Hemoglobin levels and transfusions in neurocritically ill patients: a systematic review of comparative studies
Critical Care. 2012;16((2):):R54.

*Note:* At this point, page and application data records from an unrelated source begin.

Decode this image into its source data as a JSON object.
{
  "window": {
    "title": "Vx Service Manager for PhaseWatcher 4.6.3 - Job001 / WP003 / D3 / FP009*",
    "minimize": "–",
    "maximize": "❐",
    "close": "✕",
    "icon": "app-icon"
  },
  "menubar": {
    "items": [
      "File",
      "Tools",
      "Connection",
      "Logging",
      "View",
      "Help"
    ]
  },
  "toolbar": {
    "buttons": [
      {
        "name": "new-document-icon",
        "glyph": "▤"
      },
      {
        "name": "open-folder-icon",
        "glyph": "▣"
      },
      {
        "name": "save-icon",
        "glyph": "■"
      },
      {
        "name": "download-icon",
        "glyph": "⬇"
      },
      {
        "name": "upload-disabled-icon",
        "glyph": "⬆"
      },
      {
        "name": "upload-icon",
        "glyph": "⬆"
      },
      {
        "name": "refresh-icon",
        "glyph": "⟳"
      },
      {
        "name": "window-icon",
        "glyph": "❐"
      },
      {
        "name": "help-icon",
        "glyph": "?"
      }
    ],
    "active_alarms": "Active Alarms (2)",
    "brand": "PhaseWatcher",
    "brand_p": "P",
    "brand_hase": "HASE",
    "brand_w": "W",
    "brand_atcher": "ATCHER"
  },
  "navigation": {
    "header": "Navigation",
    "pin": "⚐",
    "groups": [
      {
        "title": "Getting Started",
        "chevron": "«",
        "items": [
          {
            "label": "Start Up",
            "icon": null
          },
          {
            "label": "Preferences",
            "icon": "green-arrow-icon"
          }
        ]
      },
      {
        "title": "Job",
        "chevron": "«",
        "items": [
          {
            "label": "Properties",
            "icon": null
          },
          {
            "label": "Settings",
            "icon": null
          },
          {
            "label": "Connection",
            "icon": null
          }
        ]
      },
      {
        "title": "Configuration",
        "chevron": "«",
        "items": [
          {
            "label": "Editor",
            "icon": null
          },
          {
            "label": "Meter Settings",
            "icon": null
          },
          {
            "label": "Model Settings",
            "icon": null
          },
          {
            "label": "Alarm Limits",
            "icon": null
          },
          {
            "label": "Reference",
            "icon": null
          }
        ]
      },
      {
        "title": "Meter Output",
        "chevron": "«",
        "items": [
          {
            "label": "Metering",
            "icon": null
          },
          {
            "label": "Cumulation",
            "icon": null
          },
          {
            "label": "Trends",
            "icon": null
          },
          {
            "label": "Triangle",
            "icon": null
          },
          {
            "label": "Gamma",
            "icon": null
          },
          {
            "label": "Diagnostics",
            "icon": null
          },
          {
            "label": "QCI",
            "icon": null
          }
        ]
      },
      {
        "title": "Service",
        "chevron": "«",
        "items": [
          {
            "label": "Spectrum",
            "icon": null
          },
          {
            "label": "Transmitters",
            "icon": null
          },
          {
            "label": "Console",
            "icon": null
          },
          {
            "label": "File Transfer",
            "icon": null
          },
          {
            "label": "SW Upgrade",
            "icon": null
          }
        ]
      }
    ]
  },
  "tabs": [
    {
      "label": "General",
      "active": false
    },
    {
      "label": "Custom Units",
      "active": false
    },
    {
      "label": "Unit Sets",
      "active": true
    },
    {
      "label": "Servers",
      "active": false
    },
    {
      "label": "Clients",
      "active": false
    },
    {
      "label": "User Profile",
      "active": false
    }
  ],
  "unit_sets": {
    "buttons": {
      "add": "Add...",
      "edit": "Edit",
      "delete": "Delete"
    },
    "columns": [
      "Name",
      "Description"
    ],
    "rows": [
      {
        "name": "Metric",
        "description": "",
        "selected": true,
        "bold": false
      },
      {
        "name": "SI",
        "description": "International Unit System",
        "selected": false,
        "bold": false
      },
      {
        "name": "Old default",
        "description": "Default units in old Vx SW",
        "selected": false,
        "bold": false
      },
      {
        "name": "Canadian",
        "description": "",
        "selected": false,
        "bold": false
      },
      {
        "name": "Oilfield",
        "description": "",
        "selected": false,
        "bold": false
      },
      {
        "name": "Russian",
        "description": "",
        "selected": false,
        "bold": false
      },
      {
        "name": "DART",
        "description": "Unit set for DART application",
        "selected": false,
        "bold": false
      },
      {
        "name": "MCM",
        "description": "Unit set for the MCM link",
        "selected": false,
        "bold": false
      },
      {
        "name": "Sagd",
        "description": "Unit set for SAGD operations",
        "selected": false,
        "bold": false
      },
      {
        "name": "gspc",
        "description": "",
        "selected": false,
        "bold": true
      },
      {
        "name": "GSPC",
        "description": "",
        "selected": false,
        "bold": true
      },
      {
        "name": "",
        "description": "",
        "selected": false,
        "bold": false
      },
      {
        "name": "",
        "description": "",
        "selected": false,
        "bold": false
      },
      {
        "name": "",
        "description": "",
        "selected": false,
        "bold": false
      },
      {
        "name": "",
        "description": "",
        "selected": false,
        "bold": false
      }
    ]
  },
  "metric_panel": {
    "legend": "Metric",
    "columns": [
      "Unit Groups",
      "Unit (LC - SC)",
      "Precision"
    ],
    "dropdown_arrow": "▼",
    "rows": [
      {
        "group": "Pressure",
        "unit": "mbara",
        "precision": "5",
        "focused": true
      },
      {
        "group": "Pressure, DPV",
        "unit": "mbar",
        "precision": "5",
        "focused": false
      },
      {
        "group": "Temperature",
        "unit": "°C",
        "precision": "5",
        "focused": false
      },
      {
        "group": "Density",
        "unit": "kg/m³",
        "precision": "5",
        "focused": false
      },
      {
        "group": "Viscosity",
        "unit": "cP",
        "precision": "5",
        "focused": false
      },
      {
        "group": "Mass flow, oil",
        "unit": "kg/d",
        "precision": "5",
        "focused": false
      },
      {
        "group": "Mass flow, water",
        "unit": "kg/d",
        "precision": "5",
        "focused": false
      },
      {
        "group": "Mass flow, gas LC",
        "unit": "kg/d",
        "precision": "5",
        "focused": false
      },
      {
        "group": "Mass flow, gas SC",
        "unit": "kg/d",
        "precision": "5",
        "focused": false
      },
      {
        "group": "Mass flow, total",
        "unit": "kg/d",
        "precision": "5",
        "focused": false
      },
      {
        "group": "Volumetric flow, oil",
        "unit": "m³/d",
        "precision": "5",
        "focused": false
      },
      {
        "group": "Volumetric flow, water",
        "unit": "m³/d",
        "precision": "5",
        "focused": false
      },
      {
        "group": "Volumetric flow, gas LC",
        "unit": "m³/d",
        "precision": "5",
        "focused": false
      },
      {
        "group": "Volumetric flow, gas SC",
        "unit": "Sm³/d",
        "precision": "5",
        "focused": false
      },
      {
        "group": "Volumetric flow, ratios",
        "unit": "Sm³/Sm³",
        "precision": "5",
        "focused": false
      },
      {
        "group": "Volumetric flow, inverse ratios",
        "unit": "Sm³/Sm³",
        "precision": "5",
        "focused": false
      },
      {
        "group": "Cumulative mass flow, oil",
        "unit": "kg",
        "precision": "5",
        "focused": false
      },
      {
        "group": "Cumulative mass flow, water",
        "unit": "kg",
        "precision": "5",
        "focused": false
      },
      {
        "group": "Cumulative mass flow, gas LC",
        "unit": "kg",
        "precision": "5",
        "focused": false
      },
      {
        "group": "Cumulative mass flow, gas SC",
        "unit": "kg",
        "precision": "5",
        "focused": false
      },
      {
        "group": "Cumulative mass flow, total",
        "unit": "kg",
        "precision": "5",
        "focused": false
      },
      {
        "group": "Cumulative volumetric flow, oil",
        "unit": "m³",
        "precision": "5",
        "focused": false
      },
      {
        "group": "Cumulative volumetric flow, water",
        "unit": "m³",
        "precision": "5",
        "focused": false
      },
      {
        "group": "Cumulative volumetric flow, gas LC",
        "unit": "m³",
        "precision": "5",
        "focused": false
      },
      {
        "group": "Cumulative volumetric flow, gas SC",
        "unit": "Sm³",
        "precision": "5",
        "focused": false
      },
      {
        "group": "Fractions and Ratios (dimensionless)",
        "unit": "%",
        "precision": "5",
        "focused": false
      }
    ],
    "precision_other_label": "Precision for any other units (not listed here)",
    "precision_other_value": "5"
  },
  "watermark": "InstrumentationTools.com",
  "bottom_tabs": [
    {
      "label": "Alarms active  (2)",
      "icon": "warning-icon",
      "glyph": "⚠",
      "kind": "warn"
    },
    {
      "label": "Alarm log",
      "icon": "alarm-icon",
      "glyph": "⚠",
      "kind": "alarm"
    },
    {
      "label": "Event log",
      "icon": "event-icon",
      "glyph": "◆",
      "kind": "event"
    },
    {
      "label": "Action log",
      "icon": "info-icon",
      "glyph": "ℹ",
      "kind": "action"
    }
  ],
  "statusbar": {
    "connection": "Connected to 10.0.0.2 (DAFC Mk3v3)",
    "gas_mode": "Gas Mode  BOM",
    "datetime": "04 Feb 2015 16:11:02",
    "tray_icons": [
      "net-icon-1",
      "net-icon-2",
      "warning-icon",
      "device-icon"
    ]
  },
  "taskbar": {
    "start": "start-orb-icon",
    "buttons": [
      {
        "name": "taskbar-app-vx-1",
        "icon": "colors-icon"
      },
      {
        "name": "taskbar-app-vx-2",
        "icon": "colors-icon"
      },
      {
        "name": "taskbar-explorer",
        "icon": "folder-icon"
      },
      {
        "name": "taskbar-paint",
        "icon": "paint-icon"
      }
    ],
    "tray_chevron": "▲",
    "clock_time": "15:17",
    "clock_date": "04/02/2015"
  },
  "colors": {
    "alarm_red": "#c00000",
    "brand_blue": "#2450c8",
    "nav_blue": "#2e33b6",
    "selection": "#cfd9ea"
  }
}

INTRODUCTION Accumulating evidence suggests that, in critically ill patients, a lower hemoglobin transfusion threshold is safe. However, the optimal hemoglobin level and associated transfusion threshold remain unknown in neurocritically ill patients. METHODS We conducted a systematic review of comparative studies (randomized and nonrandomized) to evaluate the effect of hemoglobin levels on mortality, neurologic function, intensive care unit (ICU) and hospital length of stay, duration of mechanical ventilation, and multiple organ failure in adult and pediatric neurocritically ill patients. We searched MEDLINE, The Cochrane Central Register of Controlled Trials, Embase, Web of Knowledge, and Google Scholar. Studies focusing on any neurocritical care conditions were included. Data are presented by using odds ratios for dichotomous outcomes and mean differences for continuous outcomes. RESULTS Among 4,310 retrieved records, six studies met inclusion criteria (n = 537). Four studies were conducted in traumatic brain injury (TBI), one in subarachnoid hemorrhage (SAH), and one in a mixed population of neurocritically ill patients. The minimal hemoglobin levels or transfusion thresholds ranged from 7 to 10 g/dl in the lower-Hb groups and from 9.3 to 11.5 g/dl in the higher-Hb groups. Three studies had a low risk of bias, and three had a high risk of bias. No effect was observed on mortality, duration of mechanical ventilation, or multiple organ failure. In studies reporting on length of stay (n = 4), one reported a significant shorter ICU stay (mean, -11.4 days (95% confidence interval, -16.1 to -6.7)), and one, a shorter hospital stay (mean, -5.7 days (-10.3 to -1.1)) in the lower-Hb groups, whereas the other two found no significant association. CONCLUSIONS We found insufficient evidence to confirm or refute a difference in effect between lower- and higher-Hb groups in neurocritically ill patients. Considering the lack of evidence regarding long-term neurologic functional outcomes and the high risk of bias of half the studies, no recommendation can be made regarding which hemoglobin level to target and which associated transfusion strategy (restrictive or liberal) to favor in neurocritically ill patients.